With the speech by Governor Chris Christie at the Reagan Library on Tuesday night, the speculation about a presidential run and clamor to have the governor enter the race will now only increase. Despite his persistent denials, and his answer to the second question in which the governor cited the headline at Politico titled “Running: Chris Christie’s Many ‘No’s,’” his entire tone tonight tonight as well as the venue for his address spell presidential contender.
In the speech, delivered clearly and with passion, Governor Christie sounded — well — it was as you would expect at the Reagan Library: simply Reaganesque. Starting with his reaction to President Reagan’s famous firing of the PATCO air traffic control strikers, Christie noted: “President Reagan ordered them back to work, making clear that those who refused would be fired. In the end, thousands refused, and thousands were fired.” He made that statement not as a parable for how to handle labor relations, Christie said, but as “a parable of principle,” which showed that “Ronald Reagan was a man who said what he meant and meant what he said.”
To those prominent conservatives and Republicans hoping that he will enter, a group that extends from columnist Ann Coulter to former First Lady Barbara Bush, the speech was a possible sign that, despite the denials, he is contemplating a run. Indeed, Politico now runs a story by Maggie Haberman, whose sources say just that. These sources include former New Jersey Governor Tom Kean, and those urging him to run seem to include both Roger Ailes and Rupert Murdoch.
Christie said that the country is now ruled by a “bystander in the Oval Office” who has been unable to “shake off the paralysis that has made it impossible for him to take on the really big things that are obvious to all Americans and to a watching and anxious world.” Christie appears to many to be just the man for the job — since he did it in New Jersey by taking on the public sector unions, and thereby helping the state achieve fiscal responsibility.
For those who think the governor has no foreign policy experience, he sought in the speech to address their concerns as well, noting that Reagan acted abroad just as he acted at home, addressing issues like Social Security and the Cold War. As Christie put it, domestic and foreign policy work together:
But, there is also a foreign policy price to pay.
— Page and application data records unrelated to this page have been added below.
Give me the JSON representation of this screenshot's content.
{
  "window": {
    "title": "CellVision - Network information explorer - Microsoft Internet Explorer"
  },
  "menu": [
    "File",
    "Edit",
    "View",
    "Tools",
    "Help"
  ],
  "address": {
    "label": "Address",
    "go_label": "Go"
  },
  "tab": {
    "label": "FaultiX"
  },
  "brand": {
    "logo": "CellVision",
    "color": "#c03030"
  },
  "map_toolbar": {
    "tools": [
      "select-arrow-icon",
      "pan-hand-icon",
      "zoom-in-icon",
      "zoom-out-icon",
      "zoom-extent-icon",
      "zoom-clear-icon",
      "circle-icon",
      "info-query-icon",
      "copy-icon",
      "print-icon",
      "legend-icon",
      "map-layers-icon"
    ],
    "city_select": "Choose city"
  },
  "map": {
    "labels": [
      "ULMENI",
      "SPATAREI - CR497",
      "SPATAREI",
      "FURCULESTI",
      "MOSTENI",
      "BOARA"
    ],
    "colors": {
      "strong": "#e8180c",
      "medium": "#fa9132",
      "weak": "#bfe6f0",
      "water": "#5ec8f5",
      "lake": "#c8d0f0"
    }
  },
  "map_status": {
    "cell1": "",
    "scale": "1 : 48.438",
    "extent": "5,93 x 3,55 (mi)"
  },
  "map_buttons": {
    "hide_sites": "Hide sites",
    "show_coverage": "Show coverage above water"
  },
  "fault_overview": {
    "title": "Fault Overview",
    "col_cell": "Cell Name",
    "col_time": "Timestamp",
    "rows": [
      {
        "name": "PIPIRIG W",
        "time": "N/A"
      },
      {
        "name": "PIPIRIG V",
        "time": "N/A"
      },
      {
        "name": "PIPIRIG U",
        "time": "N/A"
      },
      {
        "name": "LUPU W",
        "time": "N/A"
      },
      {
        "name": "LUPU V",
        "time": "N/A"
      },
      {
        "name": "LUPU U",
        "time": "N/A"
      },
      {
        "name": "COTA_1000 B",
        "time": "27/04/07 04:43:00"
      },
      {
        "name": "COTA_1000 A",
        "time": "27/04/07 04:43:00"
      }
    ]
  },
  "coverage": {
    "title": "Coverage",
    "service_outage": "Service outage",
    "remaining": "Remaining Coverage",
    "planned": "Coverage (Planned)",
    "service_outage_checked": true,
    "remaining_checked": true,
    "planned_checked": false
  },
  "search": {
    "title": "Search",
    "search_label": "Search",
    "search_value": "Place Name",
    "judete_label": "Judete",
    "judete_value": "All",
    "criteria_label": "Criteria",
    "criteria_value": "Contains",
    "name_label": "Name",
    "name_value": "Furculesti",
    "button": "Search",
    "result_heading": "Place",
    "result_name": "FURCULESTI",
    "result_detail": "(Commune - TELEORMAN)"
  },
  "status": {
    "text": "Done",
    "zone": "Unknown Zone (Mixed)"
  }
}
To begin with, we diminish our ability to influence the thinking and ultimately the behavior of others. There is no better way to persuade other societies around the world to become more democratic and more market-oriented than to show that our democracy and markets work better than any other system.
Turning to the contentious Middle East, Christie noted that “a Middle East that is largely democratic and at peace will be a Middle East that accepts Israel, rejects terrorism, and is a dependable source of energy.”
Strongly defending “American exceptionalism,” in essence he contrasted what a Christie approach would be to that taken currently by Barack Obama. Unlike an isolationist like Ron Paul, Christie argued on behalf of having the necessary resources for defense, intelligence, homeland security, and diplomacy. He said, however, that makeover of other societies cannot be done; hence, “We need to limit ourselves overseas to what is in our national interest so that we can rebuild the foundations of American power here at home – foundations that need to be rebuilt in part so that we can sustain a leadership role in the world for decades to come.”
The words sound good, but like other potential candidates, Christie gave no details as to how he or any other leader would decide when to act abroad and when to limit our foreign involvement.
Few, however, can doubt the eloquence or power of Chrstie’s words:
Today, the biggest challenge we must meet is the one we present to ourselves. To not become a nation that places entitlement ahead of accomplishment. To not become a country that places comfortable lies ahead of difficult truths. To not become a people that thinks so little of ourselves that we demand no sacrifice from each other. We are a better people than that; and we must demand a better nation than that.
Contrasting his demand with the stance of President Barack Obama, Christie accused the president of preparing “to divide our nation to achieve re-election.”
There are, of course, many serious mitigating factors that would haunt candidate Christie were he to enter. These have been pointed out forcefully by our colleagues at National Review, in an online article by Daniel Foster. He notes the following issues that Christie would have to immediately address:
- His position on gay marriage.
- His support of gun control and opposition to the NRA position.
- His appointment of Judge Sohail Mohammed, who appears rather soft on the issue of the dangers of radical Islam.
- His belief that illegal immigration is not a crime.
- And some environmental positions not in tune with many conservatives.
Some of these that Foster point to, however, could help him in swing states and among independent voters, even though many in the conservative base of the Republican Party would not be happy. Yet some of these same conservatives supported Rudy Giuliani in polls taken in 2008, despite the former New York mayor’s equally weak social conservatism.
Nevertheless, my hunch is that the reports that Christie may be considering a run are accurate. Why else would he give this particular address tonight at the Reagan Library? Christie is probably aware that a good chance exists he will not win re-election as governor of New Jersey, and that if he does not take the bait for a presidential run now, his time for it will be over forever. His wife has said that she is sure he would make a good president; others are pressuring him to enter, and he has been visited by scores of people with big bucks making clear that were he to enter, fund-raising would not be a problem.
Whatever his ultimate decision, and the guessing game he is putting us all through, the race for the Republican nomination is getting more interesting each passing day.